## [Brief]
Say how many lines in the following data hold the word "icon". Write nothing but that number.

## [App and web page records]
━━━━━━

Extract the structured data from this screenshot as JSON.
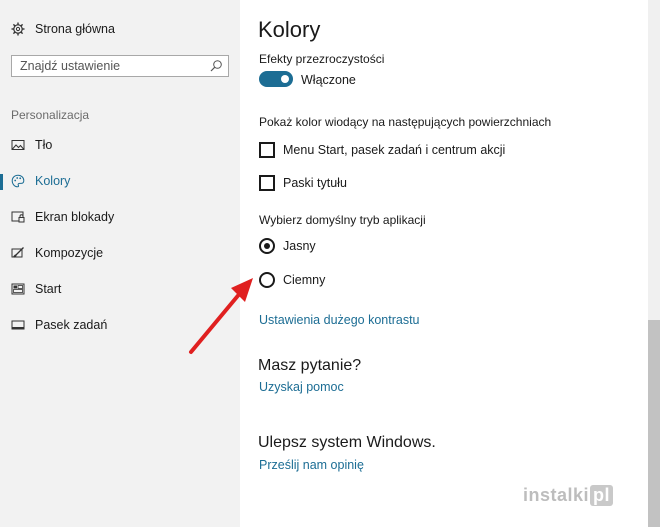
{
  "sidebar": {
    "home_label": "Strona główna",
    "search_placeholder": "Znajdź ustawienie",
    "section_label": "Personalizacja",
    "items": [
      {
        "label": "Tło",
        "icon": "picture-icon"
      },
      {
        "label": "Kolory",
        "icon": "palette-icon",
        "active": true
      },
      {
        "label": "Ekran blokady",
        "icon": "lock-screen-icon"
      },
      {
        "label": "Kompozycje",
        "icon": "themes-icon"
      },
      {
        "label": "Start",
        "icon": "start-icon"
      },
      {
        "label": "Pasek zadań",
        "icon": "taskbar-icon"
      }
    ]
  },
  "main": {
    "title": "Kolory",
    "transparency_label": "Efekty przezroczystości",
    "transparency_toggle_text": "Włączone",
    "surfaces_label": "Pokaż kolor wiodący na następujących powierzchniach",
    "checkboxes": [
      {
        "label": "Menu Start, pasek zadań i centrum akcji",
        "checked": false
      },
      {
        "label": "Paski tytułu",
        "checked": false
      }
    ],
    "app_mode_label": "Wybierz domyślny tryb aplikacji",
    "radios": [
      {
        "label": "Jasny",
        "selected": true
      },
      {
        "label": "Ciemny",
        "selected": false
      }
    ],
    "high_contrast_link": "Ustawienia dużego kontrastu",
    "question_heading": "Masz pytanie?",
    "help_link": "Uzyskaj pomoc",
    "improve_heading": "Ulepsz system Windows.",
    "feedback_link": "Prześlij nam opinię"
  },
  "watermark": {
    "part1": "instalki",
    "part2": "pl"
  },
  "colors": {
    "accent": "#1c6d94",
    "arrow": "#e02020",
    "sidebar_bg": "#f2f2f2"
  }
}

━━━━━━

## [Solution]
6